Effective program management in the manufacturing market
As large manufacturing companies expand and grow, they have a multitude of needs at their facilities across multiple locations. Staying consistent with continuity related to design and construction is a critical component to keeping the brand and culture on track at a corporate level. How is this possible when there are various facilities requirements, marketing initiatives and equipment changes at the same time? The answer is getting an effective program manager on your team early.
What is a program manager?
A program manager for manufacturing facilities has a different approach.

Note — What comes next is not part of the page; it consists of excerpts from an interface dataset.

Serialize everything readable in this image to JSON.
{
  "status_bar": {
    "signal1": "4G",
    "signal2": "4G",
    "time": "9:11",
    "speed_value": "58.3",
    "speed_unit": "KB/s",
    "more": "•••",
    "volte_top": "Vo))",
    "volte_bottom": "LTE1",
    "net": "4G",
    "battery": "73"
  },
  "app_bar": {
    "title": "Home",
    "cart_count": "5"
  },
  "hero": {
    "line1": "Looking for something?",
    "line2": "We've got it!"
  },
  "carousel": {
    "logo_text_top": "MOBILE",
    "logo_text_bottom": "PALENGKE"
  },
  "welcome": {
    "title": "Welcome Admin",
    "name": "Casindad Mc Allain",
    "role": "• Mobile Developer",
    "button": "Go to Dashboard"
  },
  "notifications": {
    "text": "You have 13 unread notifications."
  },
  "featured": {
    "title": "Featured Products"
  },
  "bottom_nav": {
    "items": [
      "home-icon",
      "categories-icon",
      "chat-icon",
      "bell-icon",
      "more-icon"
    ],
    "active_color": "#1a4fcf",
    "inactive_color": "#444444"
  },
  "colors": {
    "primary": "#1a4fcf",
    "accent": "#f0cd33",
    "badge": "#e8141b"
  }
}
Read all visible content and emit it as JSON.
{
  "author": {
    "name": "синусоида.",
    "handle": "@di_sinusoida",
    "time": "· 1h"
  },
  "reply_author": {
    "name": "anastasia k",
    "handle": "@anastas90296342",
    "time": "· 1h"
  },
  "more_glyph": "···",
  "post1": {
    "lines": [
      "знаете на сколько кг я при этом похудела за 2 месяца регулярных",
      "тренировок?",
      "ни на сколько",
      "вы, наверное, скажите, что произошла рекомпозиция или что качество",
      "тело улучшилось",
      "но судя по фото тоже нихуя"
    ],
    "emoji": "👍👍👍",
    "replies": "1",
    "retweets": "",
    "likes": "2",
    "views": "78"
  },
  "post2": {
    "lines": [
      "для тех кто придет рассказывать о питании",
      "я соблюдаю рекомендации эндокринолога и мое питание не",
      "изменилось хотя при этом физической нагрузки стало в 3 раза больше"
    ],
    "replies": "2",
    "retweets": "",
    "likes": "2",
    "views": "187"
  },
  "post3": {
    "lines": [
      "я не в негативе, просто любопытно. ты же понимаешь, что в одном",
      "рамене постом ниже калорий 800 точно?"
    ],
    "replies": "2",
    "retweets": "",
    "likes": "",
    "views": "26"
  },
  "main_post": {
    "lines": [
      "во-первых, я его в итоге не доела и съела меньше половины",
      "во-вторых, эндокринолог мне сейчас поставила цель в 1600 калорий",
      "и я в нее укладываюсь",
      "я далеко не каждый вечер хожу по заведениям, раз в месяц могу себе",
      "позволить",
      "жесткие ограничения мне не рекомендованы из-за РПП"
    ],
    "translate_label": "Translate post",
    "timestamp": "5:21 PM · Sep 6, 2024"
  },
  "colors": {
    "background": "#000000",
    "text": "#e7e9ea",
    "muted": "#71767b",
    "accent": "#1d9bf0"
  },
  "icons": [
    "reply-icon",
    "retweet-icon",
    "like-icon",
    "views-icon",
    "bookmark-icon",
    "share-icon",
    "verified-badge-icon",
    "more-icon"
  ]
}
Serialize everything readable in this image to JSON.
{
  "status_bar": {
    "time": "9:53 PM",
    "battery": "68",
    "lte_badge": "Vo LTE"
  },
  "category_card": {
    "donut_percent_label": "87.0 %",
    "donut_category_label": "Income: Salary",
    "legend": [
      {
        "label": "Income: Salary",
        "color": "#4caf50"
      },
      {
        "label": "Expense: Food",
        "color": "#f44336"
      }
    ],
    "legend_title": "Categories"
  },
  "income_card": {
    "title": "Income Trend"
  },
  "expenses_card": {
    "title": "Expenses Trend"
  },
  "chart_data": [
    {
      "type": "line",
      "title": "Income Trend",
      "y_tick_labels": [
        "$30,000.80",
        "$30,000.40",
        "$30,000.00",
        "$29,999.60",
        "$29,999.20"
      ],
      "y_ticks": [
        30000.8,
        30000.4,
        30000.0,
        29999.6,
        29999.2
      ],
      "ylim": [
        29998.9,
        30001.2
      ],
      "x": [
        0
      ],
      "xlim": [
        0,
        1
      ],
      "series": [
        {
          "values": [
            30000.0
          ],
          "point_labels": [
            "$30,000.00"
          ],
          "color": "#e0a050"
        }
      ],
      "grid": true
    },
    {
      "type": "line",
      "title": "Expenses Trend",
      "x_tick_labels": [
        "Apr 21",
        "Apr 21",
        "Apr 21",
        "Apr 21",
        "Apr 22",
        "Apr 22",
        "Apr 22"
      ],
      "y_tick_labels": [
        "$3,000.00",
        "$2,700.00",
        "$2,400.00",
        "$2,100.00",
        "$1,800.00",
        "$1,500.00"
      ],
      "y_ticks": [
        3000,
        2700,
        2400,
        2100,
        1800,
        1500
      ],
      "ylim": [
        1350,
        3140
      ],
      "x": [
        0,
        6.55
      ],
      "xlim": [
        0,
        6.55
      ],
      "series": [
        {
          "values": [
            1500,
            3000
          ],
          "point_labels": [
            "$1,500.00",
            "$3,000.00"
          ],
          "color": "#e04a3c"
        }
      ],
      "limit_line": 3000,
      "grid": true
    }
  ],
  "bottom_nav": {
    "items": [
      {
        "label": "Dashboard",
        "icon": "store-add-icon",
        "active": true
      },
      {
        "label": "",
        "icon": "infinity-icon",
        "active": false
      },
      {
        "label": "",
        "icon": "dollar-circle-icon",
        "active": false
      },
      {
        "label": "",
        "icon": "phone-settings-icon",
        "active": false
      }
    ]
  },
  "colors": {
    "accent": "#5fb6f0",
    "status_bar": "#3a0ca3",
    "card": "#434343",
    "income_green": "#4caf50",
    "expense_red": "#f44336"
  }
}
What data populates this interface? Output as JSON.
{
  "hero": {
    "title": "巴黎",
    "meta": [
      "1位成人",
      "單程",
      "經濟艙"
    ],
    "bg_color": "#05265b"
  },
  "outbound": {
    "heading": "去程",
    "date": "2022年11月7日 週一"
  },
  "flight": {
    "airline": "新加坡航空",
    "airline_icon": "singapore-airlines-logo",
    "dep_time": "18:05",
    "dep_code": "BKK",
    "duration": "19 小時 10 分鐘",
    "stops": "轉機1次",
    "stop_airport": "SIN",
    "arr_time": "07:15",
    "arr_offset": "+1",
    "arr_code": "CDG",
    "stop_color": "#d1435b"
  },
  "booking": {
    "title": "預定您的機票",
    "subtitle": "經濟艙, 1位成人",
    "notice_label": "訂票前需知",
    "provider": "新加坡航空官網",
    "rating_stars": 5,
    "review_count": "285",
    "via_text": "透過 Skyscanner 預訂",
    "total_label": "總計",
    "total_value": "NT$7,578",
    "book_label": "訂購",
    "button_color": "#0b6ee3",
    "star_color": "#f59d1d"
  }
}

Whether food and beverage, pharmaceutical processing, or consumer goods, they look at the entire set of projects (or program) holistically.
They understand the coordination and integration required between each piece to deliver successful outcomes and can find efficiencies across the projects that help reduce schedule and budget and drive ROI.
When to hire a program manager?
The first step in determining if your capital facility, process or packaging projects require a program manager is to evaluate your overall goals and ask some key questions.
- Are our projects happening concurrently?
- Are there shared resources that could be leveraged to save time and money?
- Is the design and construction execution something that is similar across the projects?
- Does our company have the in-house capacity to manage all the projects effectively?
The answers to these questions can help you determine if your manufacturing projects are complex enough to require a program management approach. Coordinating and overseeing multiple individual projects at multiple manufacturing plants, as part of an overall initiative help deliver results that exceed what would have been achieved if each project were managed independently.
Keys to consider when hiring a program manager
To effectively manage a program, there are a few key principles that a program manager should consider:
Identify the similarities (and differences) of each of the projects. Most projects within a program, or “sub-projects,” have similarities such as timing, location, technology and business function.
However, each individual sub-project within a program will have unique scope, timing and goals. For a program to be successful, each individual sub-project must meet or exceed its specific goals, while keeping consistent with the overall goals of the entire program.
Capitalize on team continuity. One way a program approach brings value to manufacturing clients is through a congruent team. Team members develop strong relationships that can be carried from one project to the next. Trades execute repeat work to specific standards. Stakeholder input and priorities are taken into consideration on multiple designs. Lessons learned are applied to the next phase. By identifying one team for a program, the planning and development process benefits all the sub-projects.
Use resources effectively. Many manufacturing program resources will have responsibilities on multiple sub-projects. This includes engineers, trades, equipment suppliers, construction managers, safety resources and quality managers. A program-wide master schedule can keep the timing and sequencing of these resources balanced, minimize work lulls, and eliminate resource conflicts. Without a program-wide coordination tool, teams can be allocated ineffectively or over extended, both affecting the projects timelines and budgets.
Approach collaboratively. Projects that require program management are inherently complex. Often completed as a part of a large capital spend in enhancing manufacturing facilities these projects require many parties to come together as a team to achieve success. An effective program manager will invest in early partnership development, bringing the team together to identify goals, roles, risks and concerns in a collaborative environment.
Large capital programs require a different type of management one that focuses not only on driving efficiencies and returning ROI, but also one that aligns with your overall company values. McCownGordon regularly provides program management services for clients in a variety of markets including manufacturing, government and education leading with our core values: Integrity, Performance and Relationships.
Are you planning a set of manufacturing projects that could benefit from a program management approach? Contact our manufacturing team to ensure your process runs smoothly.
Jamie Bailey; Director of Client Strategy, 405.208.9855; email@example.com
Justin Hamilton; Manufacturing Market Leader; firstname.lastname@example.org